We Asked A Tattoo Artist Some Questions About Face Tattoos

Gucci Mane getting an ice cream cone tattooed on his face was the space shuttle launch of yesterday. That story was everywhere! And when a story that big happens you don’t just fire off one blog post and let it pass. You follow up. You make some phone calls. You report. So that’s why we channeled Woodward and Bernstein and called up Long Island-based tattoo artist Ron Bianco to talk to him about face tattoos and how absolutely insane they are. The interview’s below.

Clutch: What’s your background when it comes to face tattoos?
Ron: I’ve done some small stuff like teardrops and beauty marks here and there. Actually, the first tattoo I did was a teardrop.

Clutch: Do you think a face tattoo hurts more than tattoos in other places?
Ron: From this side, I really can’t say for sure. But I’ve talked to people who’ve said it was really bad. I knew a guy who had his whole face covered in tribal. When people have bigger tattoos on their face, it’s rare that they’re actually done well. I think that’s because it hurts so much and they’re trying to get through it quickly. Except for Mike Tyson. His looks perfect.

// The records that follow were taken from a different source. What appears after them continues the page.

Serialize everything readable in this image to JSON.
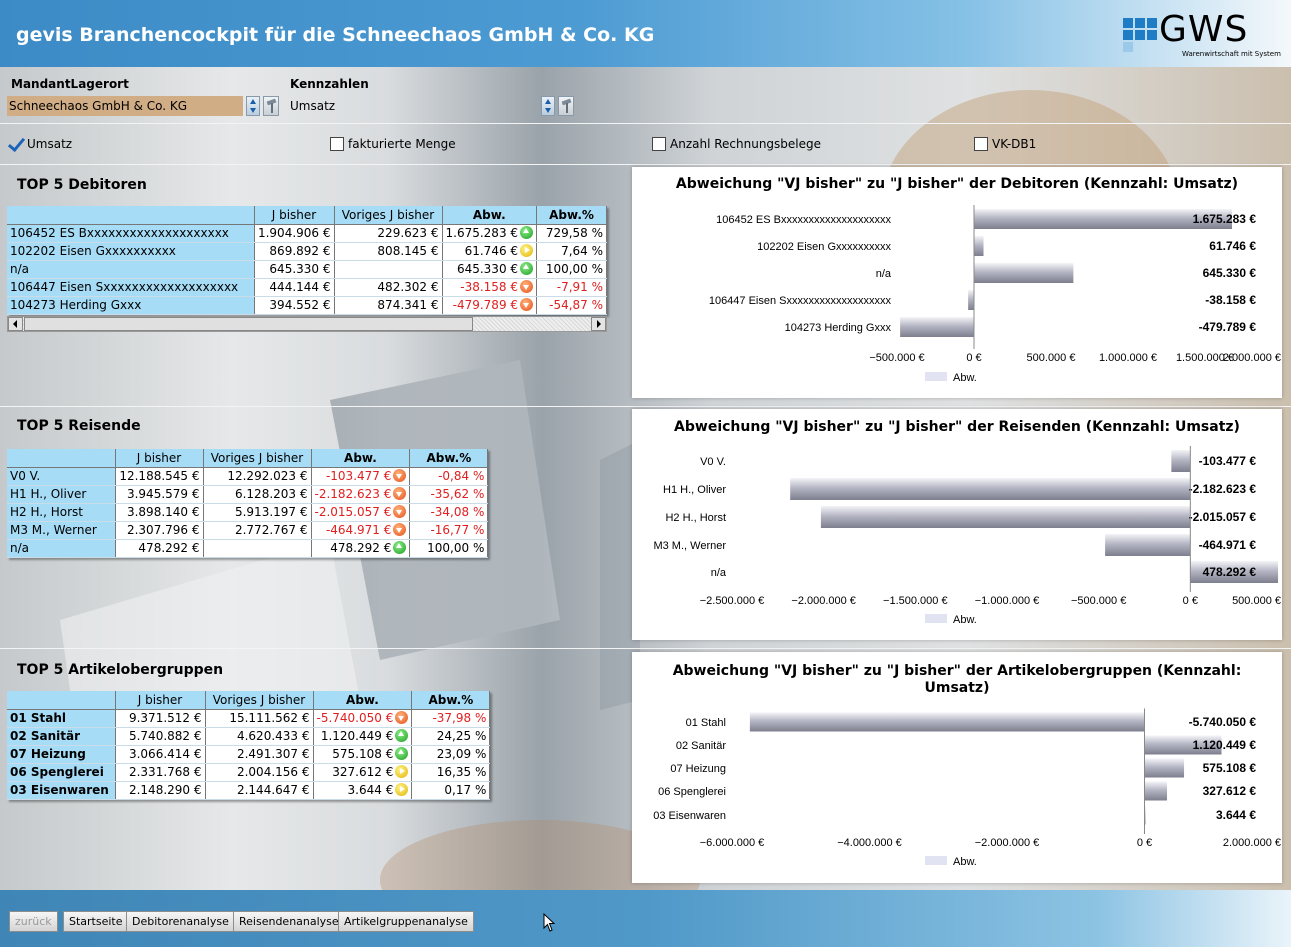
{
  "header": {
    "title": "gevis Branchencockpit für die Schneechaos GmbH & Co. KG"
  },
  "logo": {
    "text": "GWS",
    "tagline": "Warenwirtschaft mit System"
  },
  "filters": {
    "mandant_label": "MandantLagerort",
    "mandant_value": "Schneechaos GmbH & Co. KG",
    "kennzahlen_label": "Kennzahlen",
    "kennzahlen_value": "Umsatz"
  },
  "checkboxes": [
    {
      "label": "Umsatz",
      "checked": true
    },
    {
      "label": "fakturierte Menge",
      "checked": false
    },
    {
      "label": "Anzahl Rechnungsbelege",
      "checked": false
    },
    {
      "label": "VK-DB1",
      "checked": false
    }
  ],
  "sections": [
    {
      "title": "TOP 5 Debitoren",
      "columns": [
        "",
        "J bisher",
        "Voriges J bisher",
        "Abw.",
        "Abw.%"
      ],
      "rows": [
        {
          "name": "106452 ES Bxxxxxxxxxxxxxxxxxxxx",
          "j": "1.904.906 €",
          "vj": "229.623 €",
          "abw": "1.675.283 €",
          "trend": "up",
          "pct": "729,58 %"
        },
        {
          "name": "102202 Eisen Gxxxxxxxxxx",
          "j": "869.892 €",
          "vj": "808.145 €",
          "abw": "61.746 €",
          "trend": "right",
          "pct": "7,64 %"
        },
        {
          "name": "n/a",
          "j": "645.330 €",
          "vj": "",
          "abw": "645.330 €",
          "trend": "up",
          "pct": "100,00 %"
        },
        {
          "name": "106447 Eisen Sxxxxxxxxxxxxxxxxxxx",
          "j": "444.144 €",
          "vj": "482.302 €",
          "abw": "-38.158 €",
          "trend": "down",
          "pct": "-7,91 %"
        },
        {
          "name": "104273 Herding Gxxx",
          "j": "394.552 €",
          "vj": "874.341 €",
          "abw": "-479.789 €",
          "trend": "down",
          "pct": "-54,87 %"
        }
      ]
    },
    {
      "title": "TOP 5 Reisende",
      "columns": [
        "",
        "J bisher",
        "Voriges J bisher",
        "Abw.",
        "Abw.%"
      ],
      "rows": [
        {
          "name": "V0 V.",
          "j": "12.188.545 €",
          "vj": "12.292.023 €",
          "abw": "-103.477 €",
          "trend": "down",
          "pct": "-0,84 %"
        },
        {
          "name": "H1 H., Oliver",
          "j": "3.945.579 €",
          "vj": "6.128.203 €",
          "abw": "-2.182.623 €",
          "trend": "down",
          "pct": "-35,62 %"
        },
        {
          "name": "H2 H., Horst",
          "j": "3.898.140 €",
          "vj": "5.913.197 €",
          "abw": "-2.015.057 €",
          "trend": "down",
          "pct": "-34,08 %"
        },
        {
          "name": "M3 M., Werner",
          "j": "2.307.796 €",
          "vj": "2.772.767 €",
          "abw": "-464.971 €",
          "trend": "down",
          "pct": "-16,77 %"
        },
        {
          "name": "n/a",
          "j": "478.292 €",
          "vj": "",
          "abw": "478.292 €",
          "trend": "up",
          "pct": "100,00 %"
        }
      ]
    },
    {
      "title": "TOP 5 Artikelobergruppen",
      "columns": [
        "",
        "J bisher",
        "Voriges J bisher",
        "Abw.",
        "Abw.%"
      ],
      "rows": [
        {
          "name": "01 Stahl",
          "j": "9.371.512 €",
          "vj": "15.111.562 €",
          "abw": "-5.740.050 €",
          "trend": "down",
          "pct": "-37,98 %"
        },
        {
          "name": "02 Sanitär",
          "j": "5.740.882 €",
          "vj": "4.620.433 €",
          "abw": "1.120.449 €",
          "trend": "up",
          "pct": "24,25 %"
        },
        {
          "name": "07 Heizung",
          "j": "3.066.414 €",
          "vj": "2.491.307 €",
          "abw": "575.108 €",
          "trend": "up",
          "pct": "23,09 %"
        },
        {
          "name": "06 Spenglerei",
          "j": "2.331.768 €",
          "vj": "2.004.156 €",
          "abw": "327.612 €",
          "trend": "right",
          "pct": "16,35 %"
        },
        {
          "name": "03 Eisenwaren",
          "j": "2.148.290 €",
          "vj": "2.144.647 €",
          "abw": "3.644 €",
          "trend": "right",
          "pct": "0,17 %"
        }
      ]
    }
  ],
  "chart_data": [
    {
      "type": "bar",
      "orientation": "horizontal",
      "title": "Abweichung \"VJ bisher\" zu \"J bisher\" der Debitoren (Kennzahl: Umsatz)",
      "categories": [
        "106452 ES Bxxxxxxxxxxxxxxxxxxxx",
        "102202 Eisen Gxxxxxxxxxx",
        "n/a",
        "106447 Eisen Sxxxxxxxxxxxxxxxxxxx",
        "104273 Herding Gxxx"
      ],
      "series": [
        {
          "name": "Abw.",
          "values": [
            1675283,
            61746,
            645330,
            -38158,
            -479789
          ]
        }
      ],
      "value_labels": [
        "1.675.283 €",
        "61.746 €",
        "645.330 €",
        "-38.158 €",
        "-479.789 €"
      ],
      "xlim": [
        -500000,
        2000000
      ],
      "ticks": [
        -500000,
        0,
        500000,
        1000000,
        1500000,
        2000000
      ],
      "tick_labels": [
        "−500.000 €",
        "0 €",
        "500.000 €",
        "1.000.000 €",
        "1.500.000 €",
        "2.000.000 €"
      ],
      "legend": "bottom"
    },
    {
      "type": "bar",
      "orientation": "horizontal",
      "title": "Abweichung \"VJ bisher\" zu \"J bisher\" der Reisenden (Kennzahl: Umsatz)",
      "categories": [
        "V0 V.",
        "H1 H., Oliver",
        "H2 H., Horst",
        "M3 M., Werner",
        "n/a"
      ],
      "series": [
        {
          "name": "Abw.",
          "values": [
            -103477,
            -2182623,
            -2015057,
            -464971,
            478292
          ]
        }
      ],
      "value_labels": [
        "-103.477 €",
        "-2.182.623 €",
        "-2.015.057 €",
        "-464.971 €",
        "478.292 €"
      ],
      "xlim": [
        -2500000,
        500000
      ],
      "ticks": [
        -2500000,
        -2000000,
        -1500000,
        -1000000,
        -500000,
        0,
        500000
      ],
      "tick_labels": [
        "−2.500.000 €",
        "−2.000.000 €",
        "−1.500.000 €",
        "−1.000.000 €",
        "−500.000 €",
        "0 €",
        "500.000 €"
      ],
      "legend": "bottom"
    },
    {
      "type": "bar",
      "orientation": "horizontal",
      "title": "Abweichung \"VJ bisher\" zu \"J bisher\" der Artikelobergruppen (Kennzahl: Umsatz)",
      "categories": [
        "01 Stahl",
        "02 Sanitär",
        "07 Heizung",
        "06 Spenglerei",
        "03 Eisenwaren"
      ],
      "series": [
        {
          "name": "Abw.",
          "values": [
            -5740050,
            1120449,
            575108,
            327612,
            3644
          ]
        }
      ],
      "value_labels": [
        "-5.740.050 €",
        "1.120.449 €",
        "575.108 €",
        "327.612 €",
        "3.644 €"
      ],
      "xlim": [
        -6000000,
        2000000
      ],
      "ticks": [
        -6000000,
        -4000000,
        -2000000,
        0,
        2000000
      ],
      "tick_labels": [
        "−6.000.000 €",
        "−4.000.000 €",
        "−2.000.000 €",
        "0 €",
        "2.000.000 €"
      ],
      "legend": "bottom"
    }
  ],
  "footer": {
    "buttons": [
      {
        "label": "zurück",
        "disabled": true
      },
      {
        "label": "Startseite",
        "disabled": false
      },
      {
        "label": "Debitorenanalyse",
        "disabled": false
      },
      {
        "label": "Reisendenanalyse",
        "disabled": false
      },
      {
        "label": "Artikelgruppenanalyse",
        "disabled": false
      }
    ]
  }
}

Clutch: Are there certain areas of the face that hurt more than others?
Ron: I’d have to say the looser parts, because generally when you’re tattooing it takes more to stretch the looser parts and actually get the needle to go in. So the cheeks would hurt more than your forehead. But I’ve never gotten anything on my face. My neck is the closest I’ve gotten to and it was pretty bad.

Clutch: In your experience, why do people get inked on their face?
Ron: With the teardrops, it’s usually for prison stuff. Either someone is going to prison and wants to look like he’s been in prison for a while or he’s just come out and wants to show off that he’s been in prison. People generally get their faces tattooed for stupid reasons.

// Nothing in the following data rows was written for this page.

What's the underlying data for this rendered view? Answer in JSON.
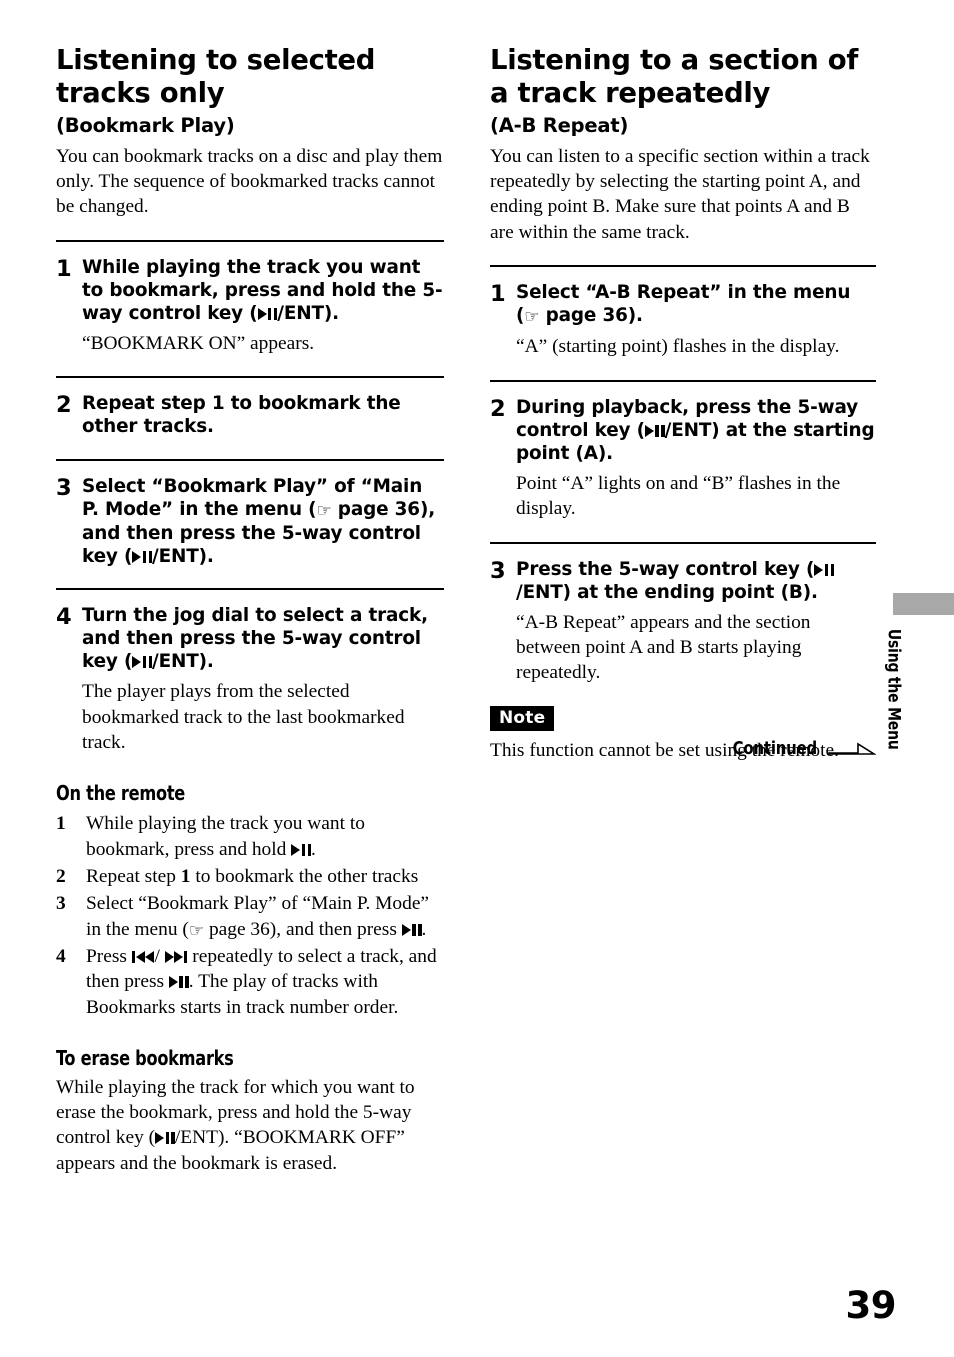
{
  "page": {
    "number": "39",
    "side_tab_label": "Using the Menu",
    "continued_label": "Continued"
  },
  "left_column": {
    "heading": "Listening to selected tracks only",
    "subheading": "(Bookmark Play)",
    "intro": "You can bookmark tracks on a disc and play them only. The sequence of bookmarked tracks cannot be changed.",
    "steps": [
      {
        "number": "1",
        "title_part1": "While playing the track you want to bookmark, press and hold the 5-way control key (",
        "title_part2": "/ENT).",
        "desc": "“BOOKMARK ON” appears."
      },
      {
        "number": "2",
        "title_part1": "Repeat step 1 to bookmark the other tracks.",
        "title_part2": "",
        "desc": ""
      },
      {
        "number": "3",
        "title_part1": "Select  “Bookmark Play”  of “Main P. Mode” in the menu (",
        "title_mid": " page 36), and then press the 5-way control key (",
        "title_part2": "/ENT).",
        "desc": ""
      },
      {
        "number": "4",
        "title_part1": "Turn the jog dial to select a track, and then press the 5-way control key  (",
        "title_part2": "/ENT).",
        "desc": "The player plays from the selected bookmarked track to the last bookmarked track."
      }
    ],
    "remote_heading": "On the remote",
    "remote_steps": [
      {
        "number": "1",
        "text_before": "While playing the track you want to bookmark, press and hold ",
        "text_after": "."
      },
      {
        "number": "2",
        "text_before": "Repeat step ",
        "bold_ref": "1",
        "text_after": " to bookmark the other tracks"
      },
      {
        "number": "3",
        "text_before": "Select “Bookmark Play” of “Main P. Mode” in the menu (",
        "text_mid": " page 36), and then press ",
        "text_after": "."
      },
      {
        "number": "4",
        "text_before": "Press ",
        "text_mid": " repeatedly to select a track, and then press ",
        "text_after": ". The play of tracks with Bookmarks starts in track number order."
      }
    ],
    "erase_heading": "To erase bookmarks",
    "erase_text_before": "While playing the track for which you want to erase the bookmark, press and hold the 5-way control key (",
    "erase_text_after": "/ENT). “BOOKMARK OFF” appears and the bookmark is erased."
  },
  "right_column": {
    "heading": "Listening to a section of a track repeatedly",
    "subheading": "(A-B Repeat)",
    "intro": "You can listen to a specific section within a track repeatedly by selecting the starting point A, and ending point B. Make sure that points A and B are within the same track.",
    "steps": [
      {
        "number": "1",
        "title_part1": "Select  “A-B Repeat” in the menu (",
        "title_part2": " page 36).",
        "desc": " “A” (starting point) flashes in the display."
      },
      {
        "number": "2",
        "title_part1": "During playback, press the 5-way control key (",
        "title_part2": "/ENT) at the starting point (A).",
        "desc": "Point “A” lights on and “B” flashes in the display."
      },
      {
        "number": "3",
        "title_part1": "Press the 5-way control key (",
        "title_part2": "/ENT) at the ending point (B).",
        "desc": "“A-B Repeat” appears and the section between point A and B starts playing repeatedly."
      }
    ],
    "note_badge": "Note",
    "note_text": "This function cannot be set using the remote."
  },
  "icons": {
    "reference_hand": "☞",
    "play_pause": "play-pause",
    "prev_track": "prev-track",
    "next_track": "next-track"
  },
  "colors": {
    "text": "#000000",
    "background": "#ffffff",
    "side_tab_gray": "#a8a8a8",
    "note_badge_bg": "#000000"
  }
}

Clutch: Any other stupid reasons you know of?
Ron: Well, I think anyone who gets their face tattooed is searching for attention, or hates their parents and wants to go to Thanksgiving dinner and freak them out. Or they’re just nerds who have nothing else for people to talk to them about, so this way they’ll have people saying, “Oh my god, look at that guy!” Unless you’re in a New Zealand tribe and you’re doing it for ritualistic reasons, I think it’s just for shock.

Clutch: When would you say face tattooing gained popularity among those who aren’t part of a New Zealand tribe?
Ron: Recently, over the past few years. The thing I see the most is that the crusty kids, you know, the ones with the homeless look, are getting them done. I was just in Portland a month ago, and there was a lot of face tattooing going on. I’m also seeing people who are running out of space on their bodies so they’re moving on to their head and face, which has actually made neck tattoos more acceptable as a result.

Clutch:. Have you ever turned away someone who wanted a face tattoo?
Ron: Yes, I actually have. This guy came in who said he had just gotten out of jail, and he wanted teardrops on his face. By the time we got back to my station I realized he was drunk, like, really drunk. Although he had neck tattoos, and his arms were sleeved, I was like, “Dude, do me one favor, come back tomorrow and I’ll tattoo whatever you want, wherever you want.” He was seriously swaying and as soon as I said that he started acting as if he wasn’t drunk. I felt like it could have gotten heated at any moment there, but I had to put my foot down and say, “There’s no way I’m tattooing you.” And he left. You just never know what’s going to happen in the morning when they sober up.